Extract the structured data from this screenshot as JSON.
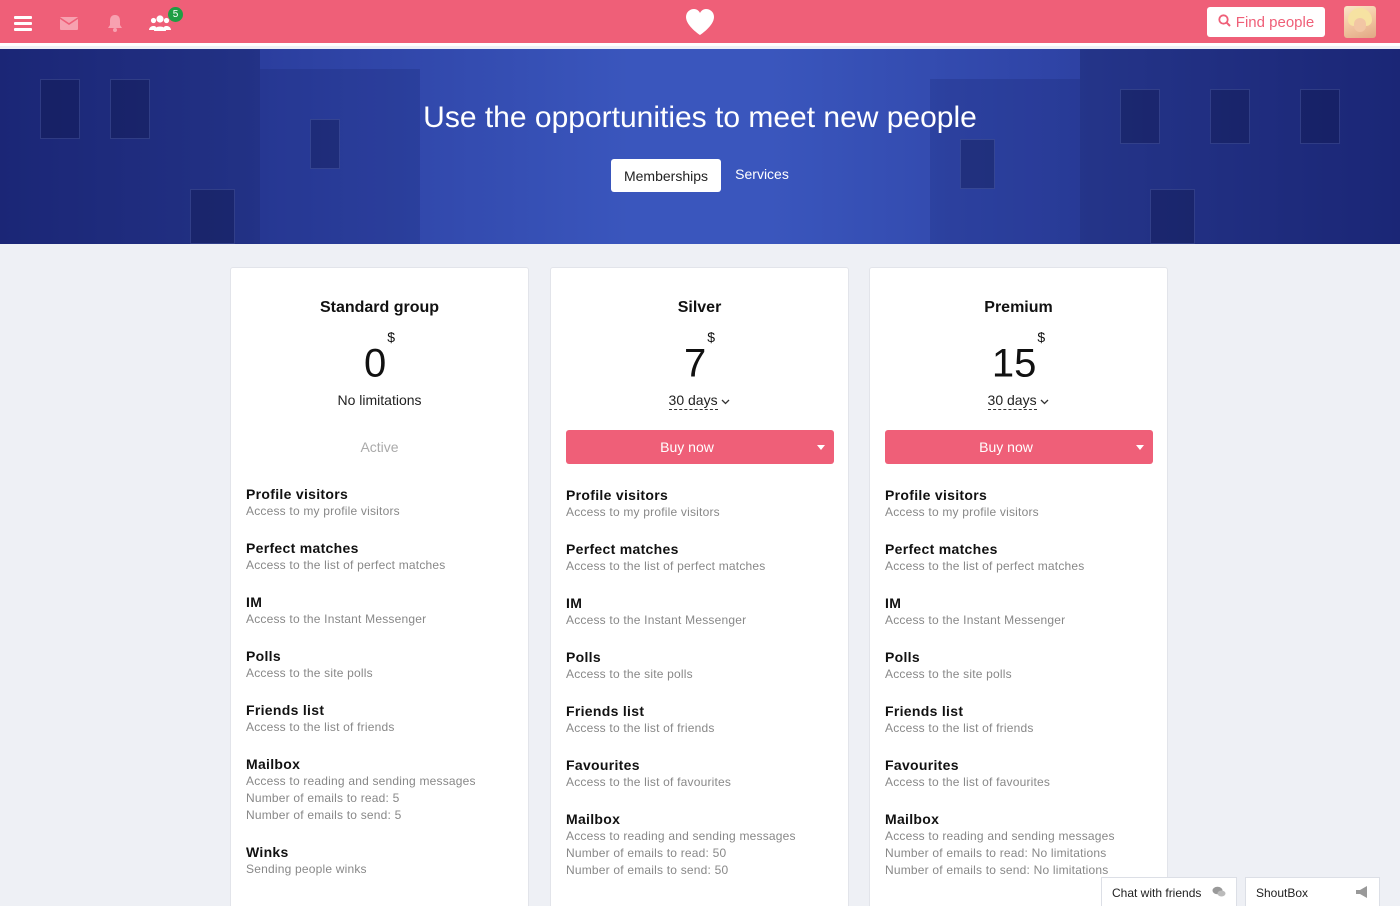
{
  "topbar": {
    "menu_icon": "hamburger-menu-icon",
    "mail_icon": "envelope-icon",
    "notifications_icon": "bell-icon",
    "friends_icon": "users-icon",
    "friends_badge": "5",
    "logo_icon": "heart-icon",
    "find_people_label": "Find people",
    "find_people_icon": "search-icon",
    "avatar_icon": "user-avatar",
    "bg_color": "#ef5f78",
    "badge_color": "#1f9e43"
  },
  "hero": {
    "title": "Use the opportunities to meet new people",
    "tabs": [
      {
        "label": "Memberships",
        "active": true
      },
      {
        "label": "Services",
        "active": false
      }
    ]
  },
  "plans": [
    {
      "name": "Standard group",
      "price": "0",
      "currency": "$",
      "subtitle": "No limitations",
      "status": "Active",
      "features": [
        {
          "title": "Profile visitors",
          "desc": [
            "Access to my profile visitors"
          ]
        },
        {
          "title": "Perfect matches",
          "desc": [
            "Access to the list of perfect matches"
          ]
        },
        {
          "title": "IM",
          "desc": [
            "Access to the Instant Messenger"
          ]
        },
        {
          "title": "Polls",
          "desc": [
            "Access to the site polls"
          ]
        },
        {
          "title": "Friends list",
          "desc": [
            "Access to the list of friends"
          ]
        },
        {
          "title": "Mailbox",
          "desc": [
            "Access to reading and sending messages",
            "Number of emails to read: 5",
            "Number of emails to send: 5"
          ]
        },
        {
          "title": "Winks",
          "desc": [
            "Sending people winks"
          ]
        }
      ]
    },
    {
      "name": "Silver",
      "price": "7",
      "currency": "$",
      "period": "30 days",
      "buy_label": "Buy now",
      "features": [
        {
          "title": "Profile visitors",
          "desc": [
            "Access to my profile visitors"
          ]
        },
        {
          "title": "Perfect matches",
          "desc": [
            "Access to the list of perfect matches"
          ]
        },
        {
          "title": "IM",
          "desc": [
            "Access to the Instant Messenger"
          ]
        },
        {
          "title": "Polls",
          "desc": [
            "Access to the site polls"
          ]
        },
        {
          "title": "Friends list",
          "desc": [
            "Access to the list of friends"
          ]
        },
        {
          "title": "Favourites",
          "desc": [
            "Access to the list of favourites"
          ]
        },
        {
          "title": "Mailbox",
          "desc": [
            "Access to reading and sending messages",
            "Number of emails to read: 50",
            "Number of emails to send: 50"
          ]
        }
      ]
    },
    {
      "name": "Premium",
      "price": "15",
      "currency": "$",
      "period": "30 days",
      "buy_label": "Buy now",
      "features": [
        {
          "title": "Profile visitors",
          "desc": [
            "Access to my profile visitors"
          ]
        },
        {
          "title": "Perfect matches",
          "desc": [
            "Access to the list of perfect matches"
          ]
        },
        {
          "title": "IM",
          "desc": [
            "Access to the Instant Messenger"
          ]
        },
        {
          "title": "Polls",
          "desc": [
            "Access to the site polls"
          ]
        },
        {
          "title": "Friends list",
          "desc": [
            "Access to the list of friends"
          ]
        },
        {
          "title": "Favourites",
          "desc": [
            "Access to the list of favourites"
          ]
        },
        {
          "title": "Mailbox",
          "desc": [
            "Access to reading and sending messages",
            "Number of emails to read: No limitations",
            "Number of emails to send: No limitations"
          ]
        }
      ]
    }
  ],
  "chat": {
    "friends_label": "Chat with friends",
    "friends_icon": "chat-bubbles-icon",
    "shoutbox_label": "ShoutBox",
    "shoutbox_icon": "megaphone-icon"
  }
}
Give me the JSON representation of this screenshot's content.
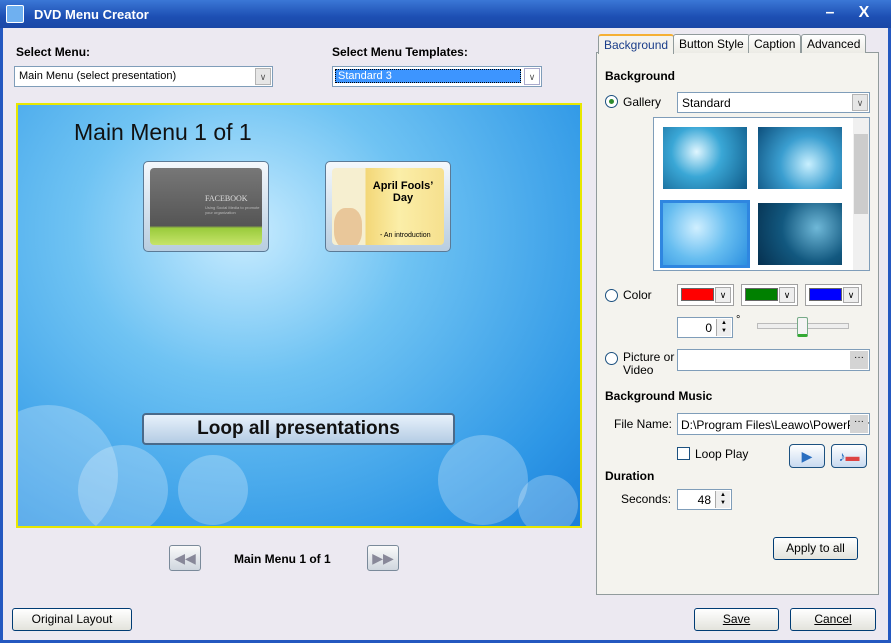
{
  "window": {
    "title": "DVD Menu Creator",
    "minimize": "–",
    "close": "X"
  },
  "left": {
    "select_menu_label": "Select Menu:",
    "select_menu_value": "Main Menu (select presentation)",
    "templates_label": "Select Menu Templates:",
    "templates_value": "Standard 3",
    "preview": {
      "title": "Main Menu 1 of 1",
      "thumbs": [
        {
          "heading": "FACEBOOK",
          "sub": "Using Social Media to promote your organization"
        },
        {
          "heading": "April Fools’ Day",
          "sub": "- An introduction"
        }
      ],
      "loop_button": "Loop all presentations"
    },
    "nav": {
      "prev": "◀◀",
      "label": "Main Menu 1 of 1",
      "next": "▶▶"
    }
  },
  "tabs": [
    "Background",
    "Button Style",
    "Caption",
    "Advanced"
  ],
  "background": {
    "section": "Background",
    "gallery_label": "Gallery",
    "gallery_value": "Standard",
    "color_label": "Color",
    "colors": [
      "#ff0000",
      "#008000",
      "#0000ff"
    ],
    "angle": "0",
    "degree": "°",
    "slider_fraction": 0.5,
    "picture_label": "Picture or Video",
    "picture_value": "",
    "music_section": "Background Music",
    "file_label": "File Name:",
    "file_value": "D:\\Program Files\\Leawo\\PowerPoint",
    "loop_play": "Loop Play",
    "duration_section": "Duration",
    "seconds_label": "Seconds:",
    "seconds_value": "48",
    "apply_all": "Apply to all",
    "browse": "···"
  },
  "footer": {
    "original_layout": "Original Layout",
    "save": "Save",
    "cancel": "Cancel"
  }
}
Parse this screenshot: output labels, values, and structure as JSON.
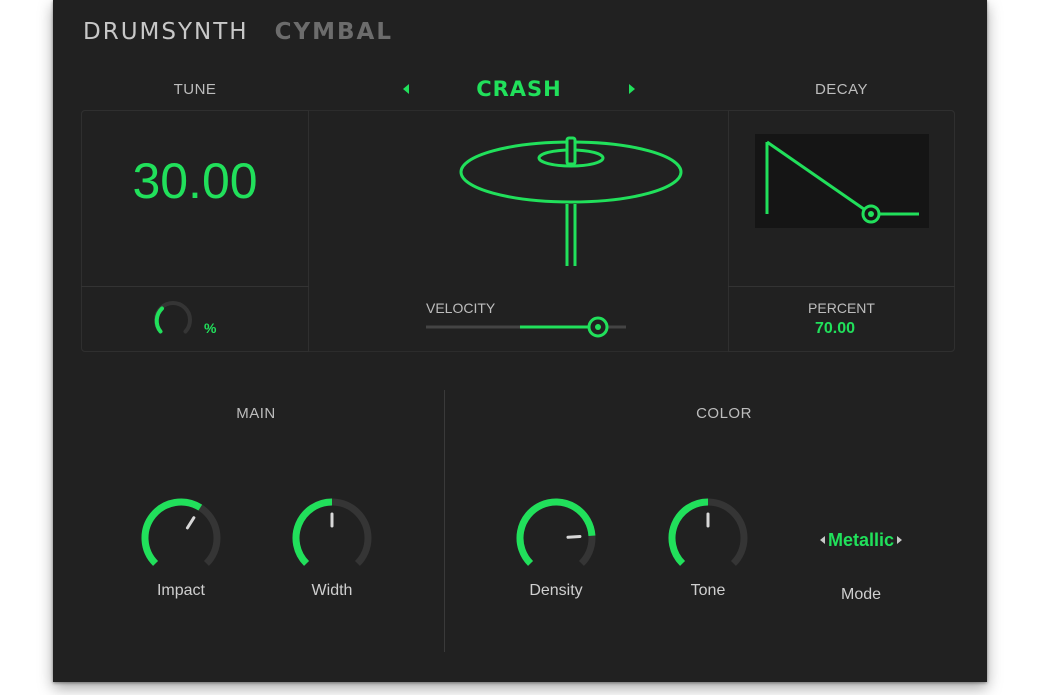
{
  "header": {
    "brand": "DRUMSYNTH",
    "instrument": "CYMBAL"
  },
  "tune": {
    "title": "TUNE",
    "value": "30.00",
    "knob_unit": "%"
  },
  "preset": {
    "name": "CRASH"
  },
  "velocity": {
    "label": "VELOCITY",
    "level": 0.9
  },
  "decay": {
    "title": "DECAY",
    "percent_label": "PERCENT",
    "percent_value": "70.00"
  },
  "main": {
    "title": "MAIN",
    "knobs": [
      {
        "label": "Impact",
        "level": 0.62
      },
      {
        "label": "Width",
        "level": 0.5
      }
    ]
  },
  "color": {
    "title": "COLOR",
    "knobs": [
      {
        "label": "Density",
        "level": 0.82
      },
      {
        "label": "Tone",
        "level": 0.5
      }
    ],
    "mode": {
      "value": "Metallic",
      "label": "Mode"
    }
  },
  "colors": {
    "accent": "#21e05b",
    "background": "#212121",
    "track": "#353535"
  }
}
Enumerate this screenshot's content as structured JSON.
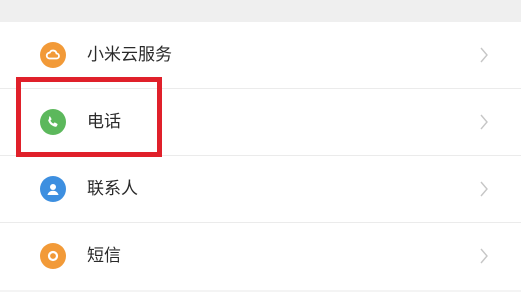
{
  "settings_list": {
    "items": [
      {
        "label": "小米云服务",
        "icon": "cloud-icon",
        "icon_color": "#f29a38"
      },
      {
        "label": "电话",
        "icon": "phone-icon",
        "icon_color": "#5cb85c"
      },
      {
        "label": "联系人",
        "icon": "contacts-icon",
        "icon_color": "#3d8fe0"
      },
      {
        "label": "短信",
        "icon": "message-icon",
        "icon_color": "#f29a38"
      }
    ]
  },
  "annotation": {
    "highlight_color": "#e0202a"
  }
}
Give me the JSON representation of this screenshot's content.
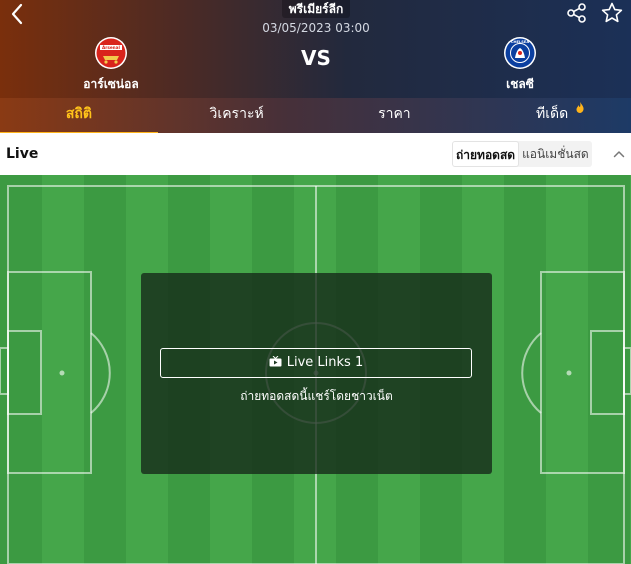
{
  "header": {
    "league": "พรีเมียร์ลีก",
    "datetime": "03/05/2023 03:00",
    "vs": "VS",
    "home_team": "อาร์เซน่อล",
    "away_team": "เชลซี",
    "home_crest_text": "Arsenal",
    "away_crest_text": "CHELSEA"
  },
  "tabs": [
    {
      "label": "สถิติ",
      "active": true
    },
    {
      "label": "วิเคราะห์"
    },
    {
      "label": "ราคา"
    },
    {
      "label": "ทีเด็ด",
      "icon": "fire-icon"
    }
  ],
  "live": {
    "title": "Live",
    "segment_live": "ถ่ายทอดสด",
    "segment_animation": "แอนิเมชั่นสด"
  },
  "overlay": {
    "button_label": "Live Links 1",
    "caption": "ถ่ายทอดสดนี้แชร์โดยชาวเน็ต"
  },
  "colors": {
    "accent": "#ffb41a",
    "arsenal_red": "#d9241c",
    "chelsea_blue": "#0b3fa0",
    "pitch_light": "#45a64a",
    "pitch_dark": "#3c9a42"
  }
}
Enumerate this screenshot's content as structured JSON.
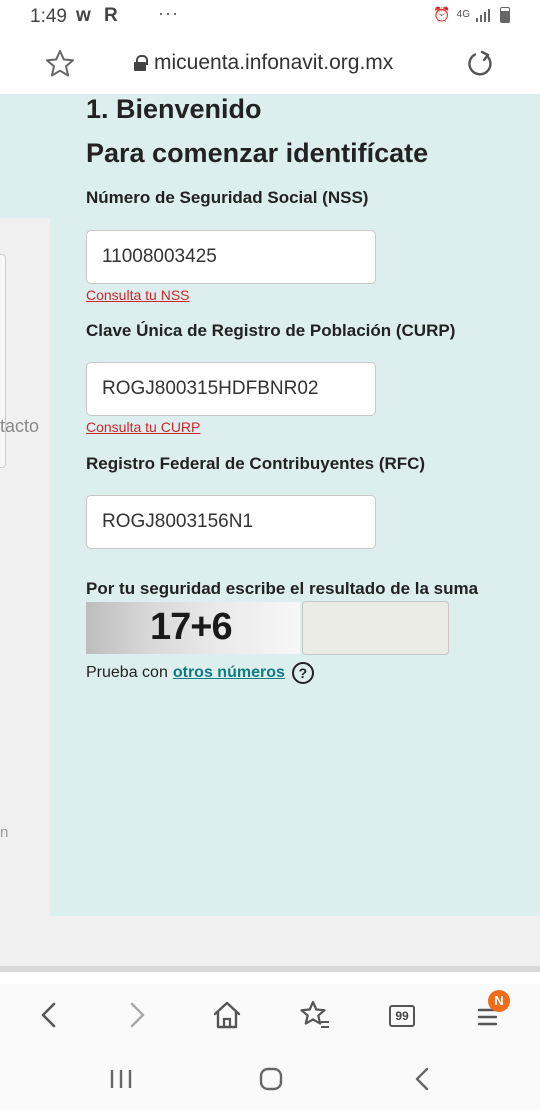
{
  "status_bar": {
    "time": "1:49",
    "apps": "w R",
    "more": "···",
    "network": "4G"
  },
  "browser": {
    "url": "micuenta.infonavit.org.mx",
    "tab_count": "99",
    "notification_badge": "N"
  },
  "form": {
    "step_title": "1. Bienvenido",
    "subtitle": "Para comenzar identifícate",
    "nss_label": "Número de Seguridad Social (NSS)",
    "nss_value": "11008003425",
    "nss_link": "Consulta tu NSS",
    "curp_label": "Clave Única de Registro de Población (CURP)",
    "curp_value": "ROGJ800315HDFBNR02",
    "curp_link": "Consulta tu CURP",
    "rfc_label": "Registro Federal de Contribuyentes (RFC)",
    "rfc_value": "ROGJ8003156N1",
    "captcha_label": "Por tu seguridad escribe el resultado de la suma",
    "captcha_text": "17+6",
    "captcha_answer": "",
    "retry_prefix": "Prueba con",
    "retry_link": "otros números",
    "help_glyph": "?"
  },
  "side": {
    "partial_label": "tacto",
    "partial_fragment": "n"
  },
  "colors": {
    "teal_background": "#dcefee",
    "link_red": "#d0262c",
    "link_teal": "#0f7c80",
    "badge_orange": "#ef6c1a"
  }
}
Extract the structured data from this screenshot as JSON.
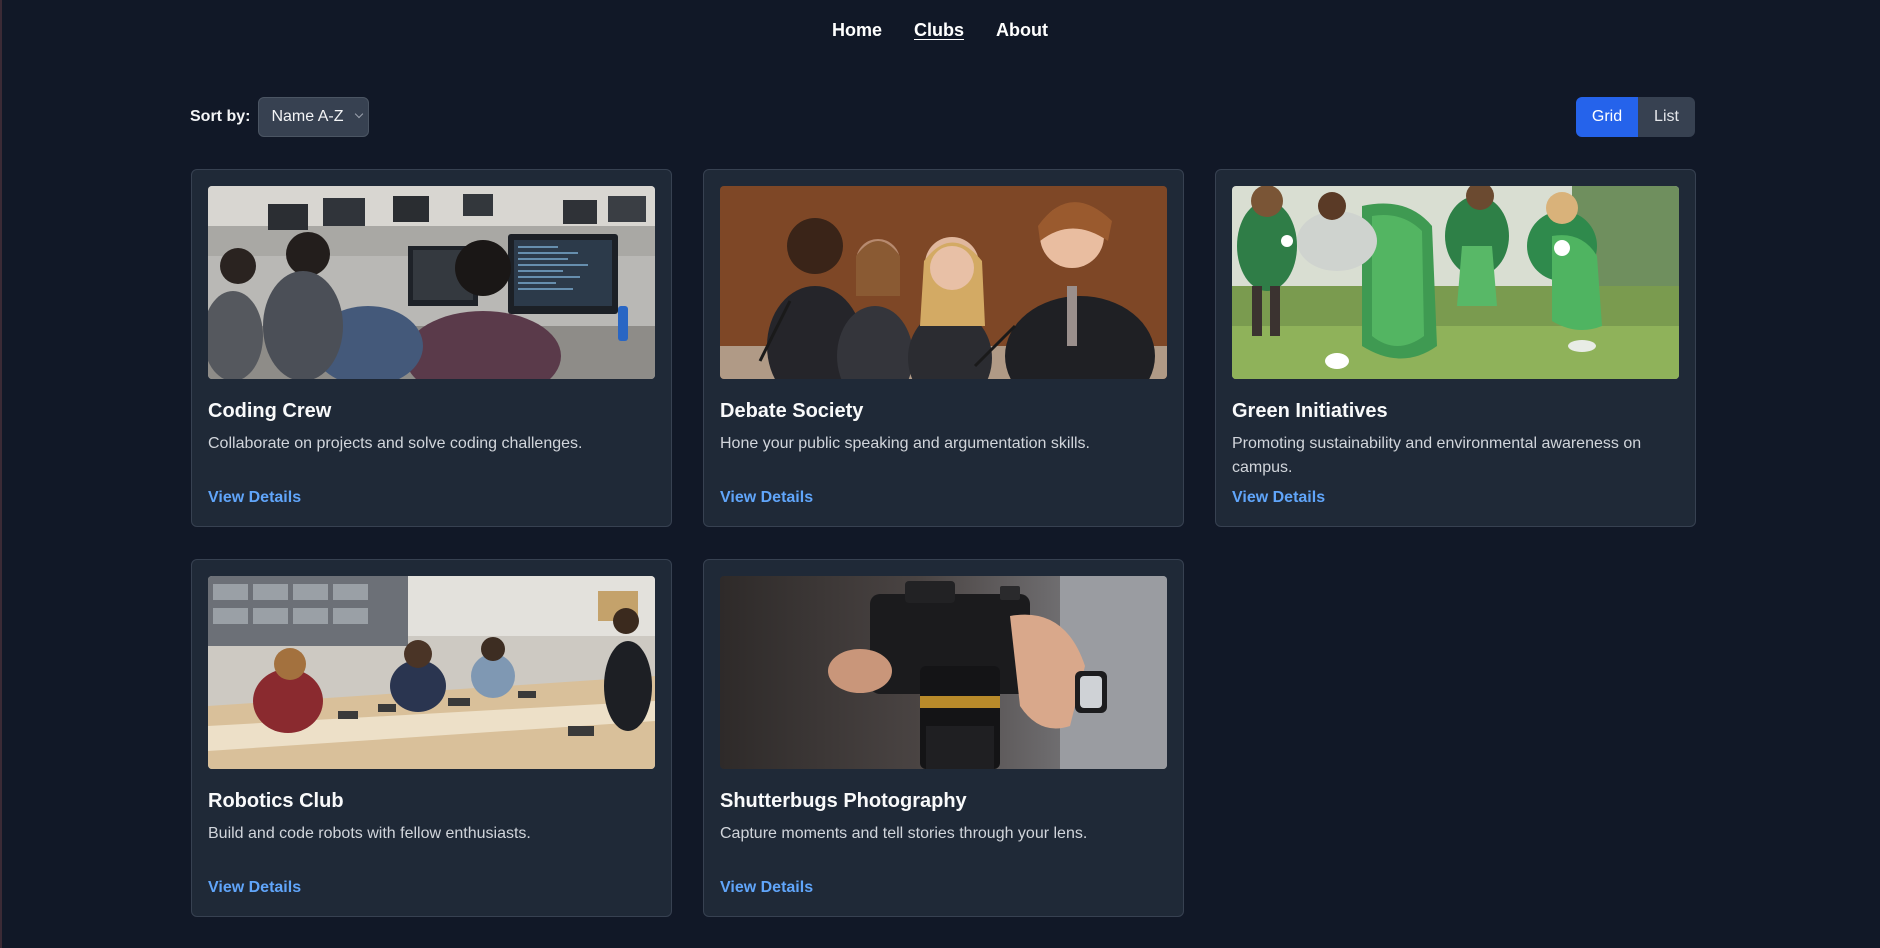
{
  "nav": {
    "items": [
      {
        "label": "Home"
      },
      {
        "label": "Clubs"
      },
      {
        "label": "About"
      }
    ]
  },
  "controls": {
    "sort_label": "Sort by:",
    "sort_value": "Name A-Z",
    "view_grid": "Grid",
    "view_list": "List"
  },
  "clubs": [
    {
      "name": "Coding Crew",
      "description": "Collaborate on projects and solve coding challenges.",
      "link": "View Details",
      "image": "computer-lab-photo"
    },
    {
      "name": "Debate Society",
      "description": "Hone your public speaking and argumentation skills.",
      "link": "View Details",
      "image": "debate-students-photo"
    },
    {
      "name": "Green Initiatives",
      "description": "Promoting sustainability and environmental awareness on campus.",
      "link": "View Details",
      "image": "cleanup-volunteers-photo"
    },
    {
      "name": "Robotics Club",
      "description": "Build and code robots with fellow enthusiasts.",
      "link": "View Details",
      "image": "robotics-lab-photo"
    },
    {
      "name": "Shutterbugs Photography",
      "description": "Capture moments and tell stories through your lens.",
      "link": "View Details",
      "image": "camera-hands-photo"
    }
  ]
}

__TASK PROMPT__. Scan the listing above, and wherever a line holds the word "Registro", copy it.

__RESULT OF THE EXERCISE__.
    "curp_label": "Clave Única de Registro de Población (CURP)",
    "rfc_label": "Registro Federal de Contribuyentes (RFC)",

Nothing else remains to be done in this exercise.